No one should dip a toe into Wabamun Lake until an oil spill following a train derailment is cleaned up, health officials say.

No one should dip a toe into Wabamun Lake until an oil spill following a train derailment is cleaned up, health officials say.

Forty-three train cars derailed near Wabamun Wednesday. (CP Photo)

"We actually are taking some water samples this morning, both from the lake water and from the wells in the area, to test the level of contamination," Dr. Gerry Predy, Capital Health's medical officer of health said.

He advises that people stay away from the lake just west of Edmonton – no swimming, fishing or boating – until it's determined how much bunker fuel oil spilled from the train cars into the water.

"In terms of human health effects, the most typical one is just skin irritation," David Schindler, a water expert said, adding he'd keep pets away as well. "I don't think any humans will be silly enough to ingest it. But the symptoms in humans are nausea and diarrhea and nervous system damage."

Early Wednesday morning, 43 cars on a west-bound CN train derailed as they were passing between Wabamun Lake and a row of cottages.

Twenty-six of the cars were carrying bunker fuel oil, used in asphalt production and to power ships and barges.

CN spokesman Jim Feeny said they are trying to determine how much of the heavy oil leaked from the rail cars and how much got into the lake.

Additional booms were placed on the lake Thursday to try to contain the spill, which has been spreading because of high winds.

And TransAlta has halted production at its shoreline plant, because it uses water from the lake to convert coal to energy.

"I guess our first priority was to protect the power plant from damage and [we] boomed the inlet canal to ensure that any oil didn't come in and foul the condensers and piping and stuff in the plant," Ralph Leriger, a TransAlta spokesman, said.

Leriger wouldn't say how much shutting down the plant will cost the company.

Some residents are concerned that CN is spending more time fixing its track than worrying about the lake.

"Backhoes, hundreds of people, and they're working hard, and they'll work hard to fix [the track], but they don't have one man on this lake right now," Jay VanRassel said. "They've got all the resources, all the equipment, all the money to do it."

VanRassel thinks he and his neighbours should park their cars on the track until all the oil is removed from the lake.

Resident Agnes Rayner says she thinks CN will take care of the clean up.

"We've been living here for close to 50 years," Cliff Haderer added. "We've seen this lake come and go. Mother Nature takes care of it."

The 43 cars – 26 of which were carrying the heavy oil – were part of a 140-car train heading from Edmonton to Vancouver early Wednesday morning.

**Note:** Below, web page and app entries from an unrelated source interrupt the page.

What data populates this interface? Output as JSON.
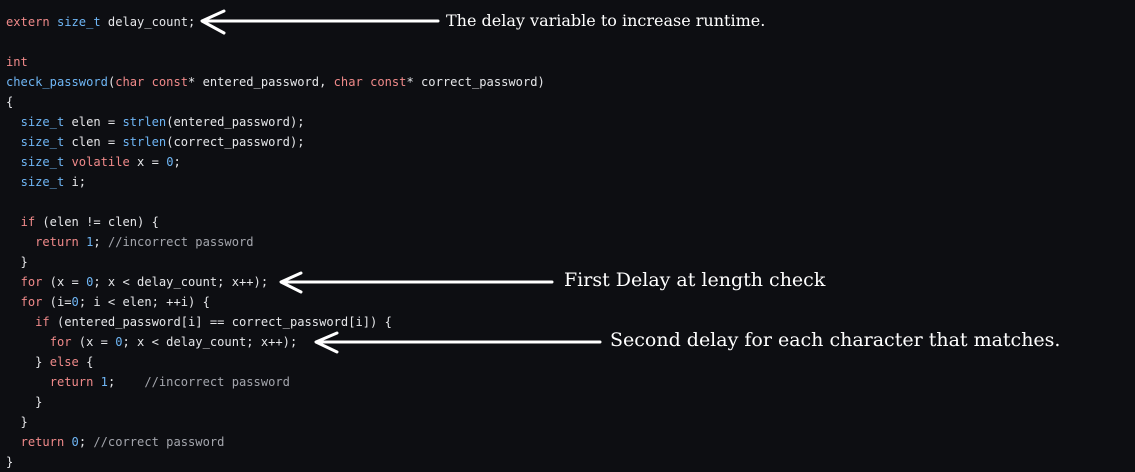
{
  "code": {
    "lines": [
      [
        {
          "t": "kw",
          "v": "extern"
        },
        {
          "t": "txt",
          "v": " "
        },
        {
          "t": "ty",
          "v": "size_t"
        },
        {
          "t": "txt",
          "v": " delay_count;"
        }
      ],
      [],
      [
        {
          "t": "kw",
          "v": "int"
        }
      ],
      [
        {
          "t": "fn",
          "v": "check_password"
        },
        {
          "t": "txt",
          "v": "("
        },
        {
          "t": "kw",
          "v": "char"
        },
        {
          "t": "txt",
          "v": " "
        },
        {
          "t": "kw",
          "v": "const"
        },
        {
          "t": "txt",
          "v": "* entered_password, "
        },
        {
          "t": "kw",
          "v": "char"
        },
        {
          "t": "txt",
          "v": " "
        },
        {
          "t": "kw",
          "v": "const"
        },
        {
          "t": "txt",
          "v": "* correct_password)"
        }
      ],
      [
        {
          "t": "txt",
          "v": "{"
        }
      ],
      [
        {
          "t": "txt",
          "v": "  "
        },
        {
          "t": "ty",
          "v": "size_t"
        },
        {
          "t": "txt",
          "v": " elen = "
        },
        {
          "t": "fn",
          "v": "strlen"
        },
        {
          "t": "txt",
          "v": "(entered_password);"
        }
      ],
      [
        {
          "t": "txt",
          "v": "  "
        },
        {
          "t": "ty",
          "v": "size_t"
        },
        {
          "t": "txt",
          "v": " clen = "
        },
        {
          "t": "fn",
          "v": "strlen"
        },
        {
          "t": "txt",
          "v": "(correct_password);"
        }
      ],
      [
        {
          "t": "txt",
          "v": "  "
        },
        {
          "t": "ty",
          "v": "size_t"
        },
        {
          "t": "txt",
          "v": " "
        },
        {
          "t": "kw",
          "v": "volatile"
        },
        {
          "t": "txt",
          "v": " x = "
        },
        {
          "t": "num",
          "v": "0"
        },
        {
          "t": "txt",
          "v": ";"
        }
      ],
      [
        {
          "t": "txt",
          "v": "  "
        },
        {
          "t": "ty",
          "v": "size_t"
        },
        {
          "t": "txt",
          "v": " i;"
        }
      ],
      [],
      [
        {
          "t": "txt",
          "v": "  "
        },
        {
          "t": "kw",
          "v": "if"
        },
        {
          "t": "txt",
          "v": " (elen != clen) {"
        }
      ],
      [
        {
          "t": "txt",
          "v": "    "
        },
        {
          "t": "kw",
          "v": "return"
        },
        {
          "t": "txt",
          "v": " "
        },
        {
          "t": "num",
          "v": "1"
        },
        {
          "t": "txt",
          "v": "; "
        },
        {
          "t": "cm",
          "v": "//incorrect password"
        }
      ],
      [
        {
          "t": "txt",
          "v": "  }"
        }
      ],
      [
        {
          "t": "txt",
          "v": "  "
        },
        {
          "t": "kw",
          "v": "for"
        },
        {
          "t": "txt",
          "v": " (x = "
        },
        {
          "t": "num",
          "v": "0"
        },
        {
          "t": "txt",
          "v": "; x < delay_count; x++);"
        }
      ],
      [
        {
          "t": "txt",
          "v": "  "
        },
        {
          "t": "kw",
          "v": "for"
        },
        {
          "t": "txt",
          "v": " (i="
        },
        {
          "t": "num",
          "v": "0"
        },
        {
          "t": "txt",
          "v": "; i < elen; ++i) {"
        }
      ],
      [
        {
          "t": "txt",
          "v": "    "
        },
        {
          "t": "kw",
          "v": "if"
        },
        {
          "t": "txt",
          "v": " (entered_password[i] == correct_password[i]) {"
        }
      ],
      [
        {
          "t": "txt",
          "v": "      "
        },
        {
          "t": "kw",
          "v": "for"
        },
        {
          "t": "txt",
          "v": " (x = "
        },
        {
          "t": "num",
          "v": "0"
        },
        {
          "t": "txt",
          "v": "; x < delay_count; x++);"
        }
      ],
      [
        {
          "t": "txt",
          "v": "    } "
        },
        {
          "t": "kw",
          "v": "else"
        },
        {
          "t": "txt",
          "v": " {"
        }
      ],
      [
        {
          "t": "txt",
          "v": "      "
        },
        {
          "t": "kw",
          "v": "return"
        },
        {
          "t": "txt",
          "v": " "
        },
        {
          "t": "num",
          "v": "1"
        },
        {
          "t": "txt",
          "v": ";    "
        },
        {
          "t": "cm",
          "v": "//incorrect password"
        }
      ],
      [
        {
          "t": "txt",
          "v": "    }"
        }
      ],
      [
        {
          "t": "txt",
          "v": "  }"
        }
      ],
      [
        {
          "t": "txt",
          "v": "  "
        },
        {
          "t": "kw",
          "v": "return"
        },
        {
          "t": "txt",
          "v": " "
        },
        {
          "t": "num",
          "v": "0"
        },
        {
          "t": "txt",
          "v": "; "
        },
        {
          "t": "cm",
          "v": "//correct password"
        }
      ],
      [
        {
          "t": "txt",
          "v": "}"
        }
      ]
    ]
  },
  "annotations": {
    "delay_variable": "The delay variable to increase runtime.",
    "first_delay": "First Delay at length check",
    "second_delay": "Second delay for each character that matches."
  },
  "colors": {
    "background": "#0d0e12",
    "keyword": "#f08a8a",
    "type": "#6fb6f5",
    "text": "#e6e7ea",
    "comment": "#a4a6ad",
    "annotation": "#ffffff"
  }
}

About 5:20 a.m., as the train was passing between Wabamun Lake and a row of cottages, the cars left the track.

"It was just a loud bang," resident Dean Fodor said. "Everybody shot out of bed. It sounded like a car crash in the city. It definitely woke everyone up."

Twenty-two residents in the area were removed from their homes as a precaution. One of the derailed cars was carrying toluene, a hazardous petrochemical used to make paint thinner, nail polish and adhesives, but Feeny says that container was intact after the accident.

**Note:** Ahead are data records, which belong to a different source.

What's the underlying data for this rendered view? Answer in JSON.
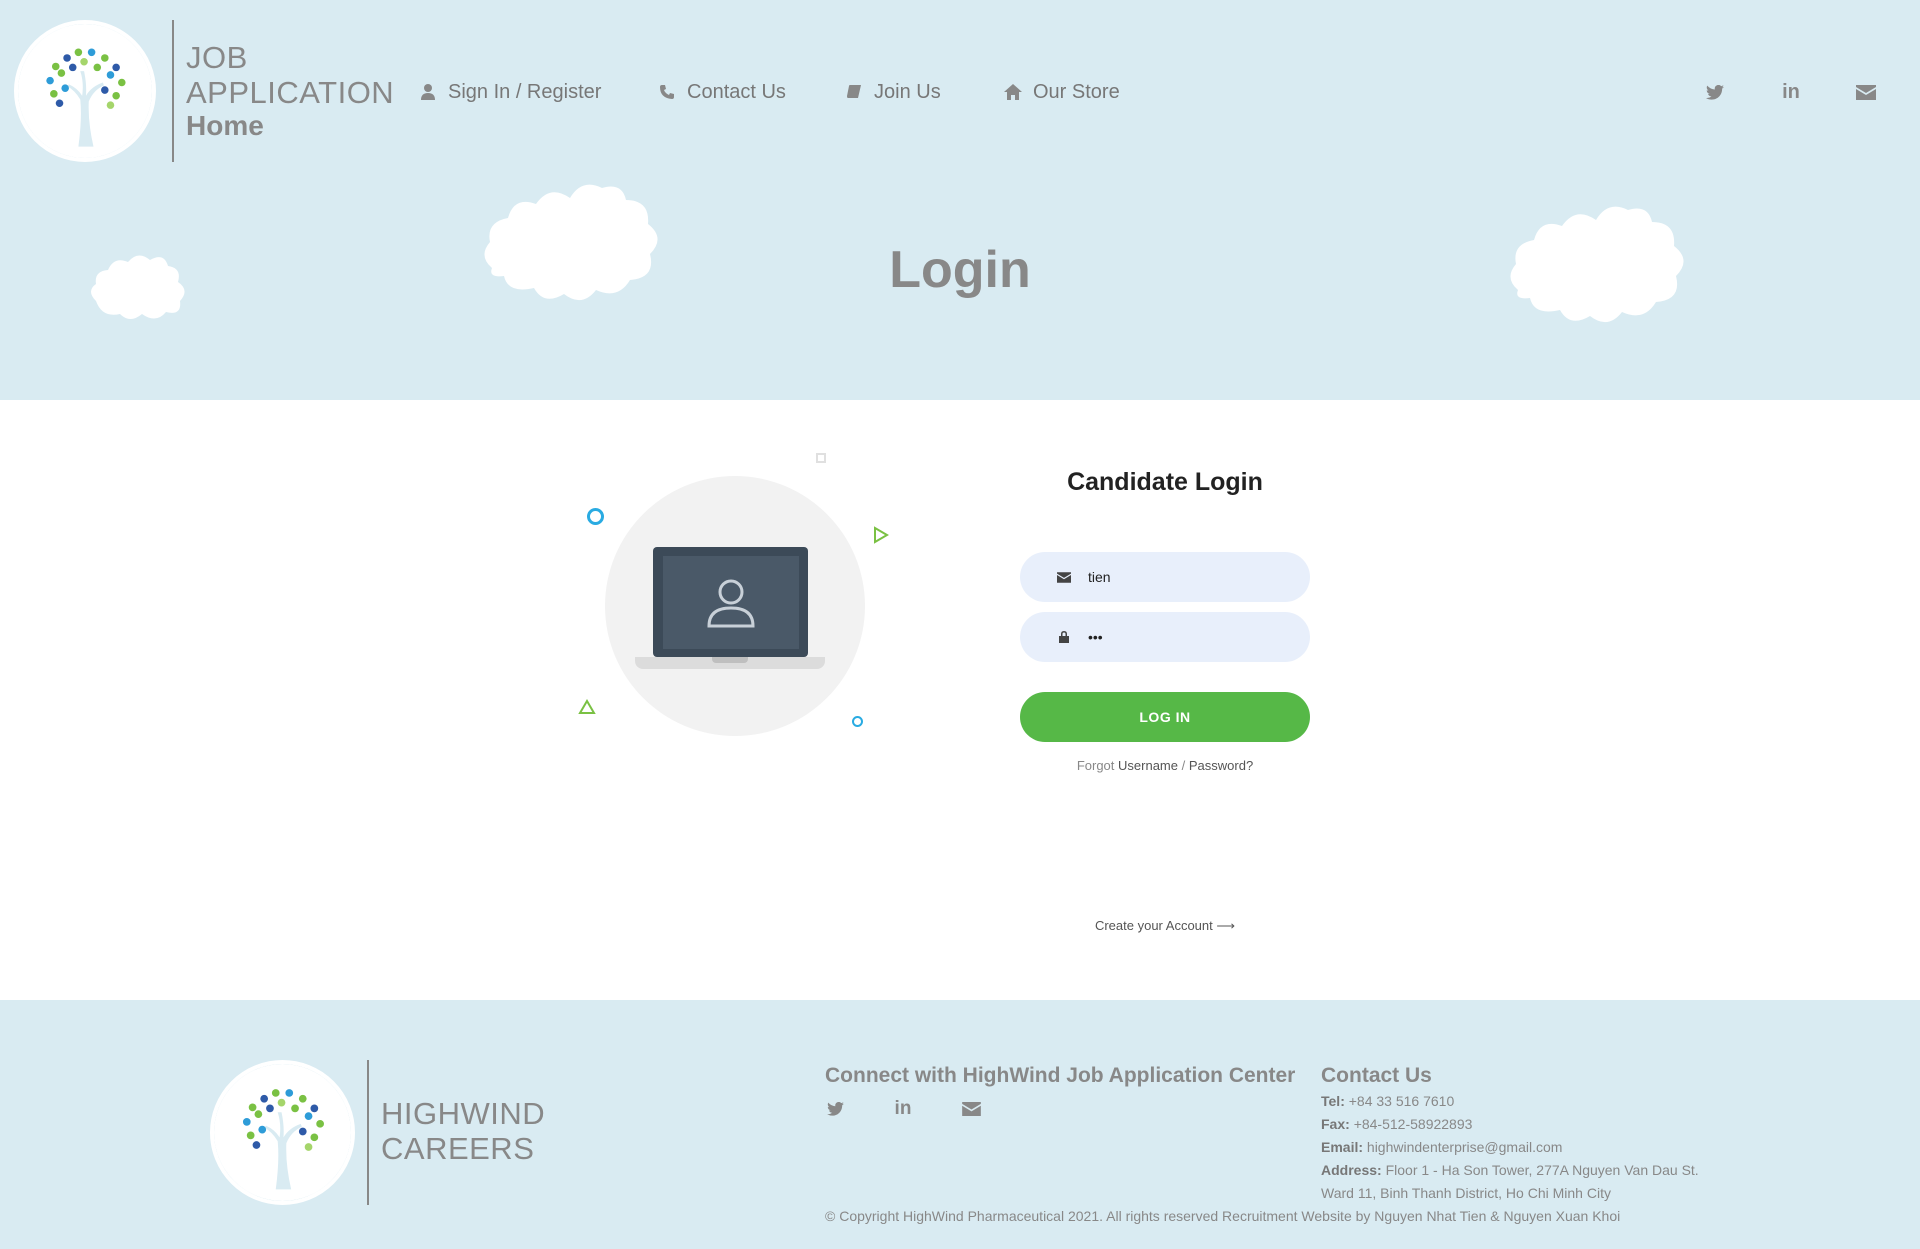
{
  "header": {
    "brand_line1": "JOB",
    "brand_line2": "APPLICATION",
    "brand_sub": "Home",
    "nav": [
      {
        "label": "Sign In / Register",
        "icon": "user-icon"
      },
      {
        "label": "Contact Us",
        "icon": "phone-icon"
      },
      {
        "label": "Join Us",
        "icon": "book-icon"
      },
      {
        "label": "Our Store",
        "icon": "home-icon"
      }
    ],
    "social": [
      {
        "icon": "twitter-icon"
      },
      {
        "icon": "linkedin-icon",
        "text": "in"
      },
      {
        "icon": "envelope-icon"
      }
    ]
  },
  "page_title": "Login",
  "login": {
    "title": "Candidate Login",
    "username_value": "tien",
    "password_value": "•••",
    "button_label": "LOG IN",
    "forgot_prefix": "Forgot",
    "forgot_username": "Username",
    "forgot_sep": "/",
    "forgot_password": "Password?",
    "create_account": "Create your Account ⟶"
  },
  "footer": {
    "brand_line1": "HIGHWIND",
    "brand_line2": "CAREERS",
    "connect_title": "Connect with HighWind Job Application Center",
    "social_linkedin_text": "in",
    "contact_title": "Contact Us",
    "tel_label": "Tel:",
    "tel_value": "+84 33 516 7610",
    "fax_label": "Fax:",
    "fax_value": "+84-512-58922893",
    "email_label": "Email:",
    "email_value": "highwindenterprise@gmail.com",
    "address_label": "Address:",
    "address_line1": "Floor 1 - Ha Son Tower, 277A Nguyen Van Dau St.",
    "address_line2": "Ward 11, Binh Thanh District, Ho Chi Minh City",
    "copyright": "© Copyright HighWind Pharmaceutical 2021. All rights reserved Recruitment Website by Nguyen Nhat Tien & Nguyen Xuan Khoi"
  },
  "colors": {
    "header_bg": "#d9ebf2",
    "accent_green": "#56b847",
    "input_bg": "#e8effb",
    "text_gray": "#888888"
  }
}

The derailment has closed CN's main line, and Feeny says they hope to reopen it by the end of the week, while the clean up will take at least another eight days.

The cause of the derailment is under investigation.